**REQUIREMENT:**
Restate all entries exactly.

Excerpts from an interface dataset
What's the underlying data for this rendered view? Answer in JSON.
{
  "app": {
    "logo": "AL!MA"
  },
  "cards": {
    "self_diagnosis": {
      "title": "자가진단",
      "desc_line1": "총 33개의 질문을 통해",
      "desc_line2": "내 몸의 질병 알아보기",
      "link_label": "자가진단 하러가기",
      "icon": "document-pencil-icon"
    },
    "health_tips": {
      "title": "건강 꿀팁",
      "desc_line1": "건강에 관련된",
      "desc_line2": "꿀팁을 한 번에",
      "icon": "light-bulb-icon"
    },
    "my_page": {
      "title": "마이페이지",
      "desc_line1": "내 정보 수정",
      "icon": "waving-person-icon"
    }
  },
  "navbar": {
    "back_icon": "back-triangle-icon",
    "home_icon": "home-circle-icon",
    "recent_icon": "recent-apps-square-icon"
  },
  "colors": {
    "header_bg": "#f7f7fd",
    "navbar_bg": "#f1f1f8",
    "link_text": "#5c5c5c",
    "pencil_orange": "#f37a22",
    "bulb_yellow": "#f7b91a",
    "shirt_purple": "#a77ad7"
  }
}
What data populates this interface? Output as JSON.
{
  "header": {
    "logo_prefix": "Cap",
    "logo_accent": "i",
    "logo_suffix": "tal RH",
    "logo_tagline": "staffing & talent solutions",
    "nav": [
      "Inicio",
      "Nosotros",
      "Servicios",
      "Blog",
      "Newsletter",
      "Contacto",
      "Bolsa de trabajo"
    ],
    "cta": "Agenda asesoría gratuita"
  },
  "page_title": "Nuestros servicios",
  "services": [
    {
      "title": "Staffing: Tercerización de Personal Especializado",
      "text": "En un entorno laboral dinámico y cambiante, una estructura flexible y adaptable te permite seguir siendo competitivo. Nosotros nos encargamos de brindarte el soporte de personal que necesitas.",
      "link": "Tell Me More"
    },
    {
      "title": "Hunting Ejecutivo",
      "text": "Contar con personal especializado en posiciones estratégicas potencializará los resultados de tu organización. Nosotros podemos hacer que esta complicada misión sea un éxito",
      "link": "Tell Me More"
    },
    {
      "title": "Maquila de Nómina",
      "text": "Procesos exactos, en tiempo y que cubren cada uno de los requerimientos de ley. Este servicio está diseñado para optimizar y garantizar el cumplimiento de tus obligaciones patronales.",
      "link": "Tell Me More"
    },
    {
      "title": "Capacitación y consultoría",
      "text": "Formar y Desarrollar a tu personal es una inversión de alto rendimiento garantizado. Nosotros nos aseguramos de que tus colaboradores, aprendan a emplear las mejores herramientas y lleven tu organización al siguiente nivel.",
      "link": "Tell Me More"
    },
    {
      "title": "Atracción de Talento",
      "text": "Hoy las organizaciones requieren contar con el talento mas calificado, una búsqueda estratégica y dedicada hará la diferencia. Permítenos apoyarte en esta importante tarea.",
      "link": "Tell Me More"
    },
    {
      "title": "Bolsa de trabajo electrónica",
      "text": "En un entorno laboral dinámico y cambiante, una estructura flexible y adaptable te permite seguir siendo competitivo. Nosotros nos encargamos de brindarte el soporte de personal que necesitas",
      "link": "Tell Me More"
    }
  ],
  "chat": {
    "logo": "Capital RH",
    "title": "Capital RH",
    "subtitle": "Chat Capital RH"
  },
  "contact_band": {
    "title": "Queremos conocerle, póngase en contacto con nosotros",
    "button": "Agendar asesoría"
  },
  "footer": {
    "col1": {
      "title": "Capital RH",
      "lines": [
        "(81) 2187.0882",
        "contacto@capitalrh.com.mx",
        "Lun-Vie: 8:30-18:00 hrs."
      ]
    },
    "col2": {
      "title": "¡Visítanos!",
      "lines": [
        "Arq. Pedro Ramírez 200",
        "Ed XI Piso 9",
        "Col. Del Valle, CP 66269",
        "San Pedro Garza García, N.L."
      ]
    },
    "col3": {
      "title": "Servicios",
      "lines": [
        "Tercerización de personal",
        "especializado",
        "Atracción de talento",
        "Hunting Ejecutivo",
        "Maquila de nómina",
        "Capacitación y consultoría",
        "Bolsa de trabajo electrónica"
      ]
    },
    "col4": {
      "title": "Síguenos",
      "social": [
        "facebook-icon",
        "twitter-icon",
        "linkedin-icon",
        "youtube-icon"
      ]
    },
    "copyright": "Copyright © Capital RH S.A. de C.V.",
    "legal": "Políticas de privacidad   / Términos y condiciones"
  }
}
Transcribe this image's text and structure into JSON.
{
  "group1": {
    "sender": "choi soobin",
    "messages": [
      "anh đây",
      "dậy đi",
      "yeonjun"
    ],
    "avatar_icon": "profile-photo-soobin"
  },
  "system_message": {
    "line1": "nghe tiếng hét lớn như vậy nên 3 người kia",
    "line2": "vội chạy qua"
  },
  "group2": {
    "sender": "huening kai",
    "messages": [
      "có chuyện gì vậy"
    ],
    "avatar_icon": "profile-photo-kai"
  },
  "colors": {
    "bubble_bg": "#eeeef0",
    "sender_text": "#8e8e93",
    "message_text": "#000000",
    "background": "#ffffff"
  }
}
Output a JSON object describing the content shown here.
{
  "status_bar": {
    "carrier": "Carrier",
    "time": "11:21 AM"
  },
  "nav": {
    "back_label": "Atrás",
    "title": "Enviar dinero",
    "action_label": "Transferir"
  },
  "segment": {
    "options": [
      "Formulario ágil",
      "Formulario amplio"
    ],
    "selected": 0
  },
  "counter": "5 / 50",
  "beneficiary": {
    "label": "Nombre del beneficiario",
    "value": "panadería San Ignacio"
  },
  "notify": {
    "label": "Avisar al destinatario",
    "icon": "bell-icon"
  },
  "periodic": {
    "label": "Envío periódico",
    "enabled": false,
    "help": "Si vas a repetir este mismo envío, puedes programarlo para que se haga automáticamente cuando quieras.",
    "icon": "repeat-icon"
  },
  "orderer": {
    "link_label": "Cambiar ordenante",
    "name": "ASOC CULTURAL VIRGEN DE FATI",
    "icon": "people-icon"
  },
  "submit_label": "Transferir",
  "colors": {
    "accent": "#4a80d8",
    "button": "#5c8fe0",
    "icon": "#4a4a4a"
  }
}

**THE ANSWER:**
What's the underlying data for this rendered view? Answer in JSON.
{
  "app": {
    "logo": "AL!MA"
  },
  "cards": {
    "self_diagnosis": {
      "title": "자가진단",
      "desc_line1": "총 33개의 질문을 통해",
      "desc_line2": "내 몸의 질병 알아보기",
      "link_label": "자가진단 하러가기",
      "icon": "document-pencil-icon"
    },
    "health_tips": {
      "title": "건강 꿀팁",
      "desc_line1": "건강에 관련된",
      "desc_line2": "꿀팁을 한 번에",
      "icon": "light-bulb-icon"
    },
    "my_page": {
      "title": "마이페이지",
      "desc_line1": "내 정보 수정",
      "icon": "waving-person-icon"
    }
  },
  "navbar": {
    "back_icon": "back-triangle-icon",
    "home_icon": "home-circle-icon",
    "recent_icon": "recent-apps-square-icon"
  },
  "colors": {
    "header_bg": "#f7f7fd",
    "navbar_bg": "#f1f1f8",
    "link_text": "#5c5c5c",
    "pencil_orange": "#f37a22",
    "bulb_yellow": "#f7b91a",
    "shirt_purple": "#a77ad7"
  }
}
What data populates this interface? Output as JSON.
{
  "header": {
    "logo_prefix": "Cap",
    "logo_accent": "i",
    "logo_suffix": "tal RH",
    "logo_tagline": "staffing & talent solutions",
    "nav": [
      "Inicio",
      "Nosotros",
      "Servicios",
      "Blog",
      "Newsletter",
      "Contacto",
      "Bolsa de trabajo"
    ],
    "cta": "Agenda asesoría gratuita"
  },
  "page_title": "Nuestros servicios",
  "services": [
    {
      "title": "Staffing: Tercerización de Personal Especializado",
      "text": "En un entorno laboral dinámico y cambiante, una estructura flexible y adaptable te permite seguir siendo competitivo. Nosotros nos encargamos de brindarte el soporte de personal que necesitas.",
      "link": "Tell Me More"
    },
    {
      "title": "Hunting Ejecutivo",
      "text": "Contar con personal especializado en posiciones estratégicas potencializará los resultados de tu organización. Nosotros podemos hacer que esta complicada misión sea un éxito",
      "link": "Tell Me More"
    },
    {
      "title": "Maquila de Nómina",
      "text": "Procesos exactos, en tiempo y que cubren cada uno de los requerimientos de ley. Este servicio está diseñado para optimizar y garantizar el cumplimiento de tus obligaciones patronales.",
      "link": "Tell Me More"
    },
    {
      "title": "Capacitación y consultoría",
      "text": "Formar y Desarrollar a tu personal es una inversión de alto rendimiento garantizado. Nosotros nos aseguramos de que tus colaboradores, aprendan a emplear las mejores herramientas y lleven tu organización al siguiente nivel.",
      "link": "Tell Me More"
    },
    {
      "title": "Atracción de Talento",
      "text": "Hoy las organizaciones requieren contar con el talento mas calificado, una búsqueda estratégica y dedicada hará la diferencia. Permítenos apoyarte en esta importante tarea.",
      "link": "Tell Me More"
    },
    {
      "title": "Bolsa de trabajo electrónica",
      "text": "En un entorno laboral dinámico y cambiante, una estructura flexible y adaptable te permite seguir siendo competitivo. Nosotros nos encargamos de brindarte el soporte de personal que necesitas",
      "link": "Tell Me More"
    }
  ],
  "chat": {
    "logo": "Capital RH",
    "title": "Capital RH",
    "subtitle": "Chat Capital RH"
  },
  "contact_band": {
    "title": "Queremos conocerle, póngase en contacto con nosotros",
    "button": "Agendar asesoría"
  },
  "footer": {
    "col1": {
      "title": "Capital RH",
      "lines": [
        "(81) 2187.0882",
        "contacto@capitalrh.com.mx",
        "Lun-Vie: 8:30-18:00 hrs."
      ]
    },
    "col2": {
      "title": "¡Visítanos!",
      "lines": [
        "Arq. Pedro Ramírez 200",
        "Ed XI Piso 9",
        "Col. Del Valle, CP 66269",
        "San Pedro Garza García, N.L."
      ]
    },
    "col3": {
      "title": "Servicios",
      "lines": [
        "Tercerización de personal",
        "especializado",
        "Atracción de talento",
        "Hunting Ejecutivo",
        "Maquila de nómina",
        "Capacitación y consultoría",
        "Bolsa de trabajo electrónica"
      ]
    },
    "col4": {
      "title": "Síguenos",
      "social": [
        "facebook-icon",
        "twitter-icon",
        "linkedin-icon",
        "youtube-icon"
      ]
    },
    "copyright": "Copyright © Capital RH S.A. de C.V.",
    "legal": "Políticas de privacidad   / Términos y condiciones"
  }
}
Transcribe this image's text and structure into JSON.
{
  "group1": {
    "sender": "choi soobin",
    "messages": [
      "anh đây",
      "dậy đi",
      "yeonjun"
    ],
    "avatar_icon": "profile-photo-soobin"
  },
  "system_message": {
    "line1": "nghe tiếng hét lớn như vậy nên 3 người kia",
    "line2": "vội chạy qua"
  },
  "group2": {
    "sender": "huening kai",
    "messages": [
      "có chuyện gì vậy"
    ],
    "avatar_icon": "profile-photo-kai"
  },
  "colors": {
    "bubble_bg": "#eeeef0",
    "sender_text": "#8e8e93",
    "message_text": "#000000",
    "background": "#ffffff"
  }
}
Output a JSON object describing the content shown here.
{
  "status_bar": {
    "carrier": "Carrier",
    "time": "11:21 AM"
  },
  "nav": {
    "back_label": "Atrás",
    "title": "Enviar dinero",
    "action_label": "Transferir"
  },
  "segment": {
    "options": [
      "Formulario ágil",
      "Formulario amplio"
    ],
    "selected": 0
  },
  "counter": "5 / 50",
  "beneficiary": {
    "label": "Nombre del beneficiario",
    "value": "panadería San Ignacio"
  },
  "notify": {
    "label": "Avisar al destinatario",
    "icon": "bell-icon"
  },
  "periodic": {
    "label": "Envío periódico",
    "enabled": false,
    "help": "Si vas a repetir este mismo envío, puedes programarlo para que se haga automáticamente cuando quieras.",
    "icon": "repeat-icon"
  },
  "orderer": {
    "link_label": "Cambiar ordenante",
    "name": "ASOC CULTURAL VIRGEN DE FATI",
    "icon": "people-icon"
  },
  "submit_label": "Transferir",
  "colors": {
    "accent": "#4a80d8",
    "button": "#5c8fe0",
    "icon": "#4a4a4a"
  }
}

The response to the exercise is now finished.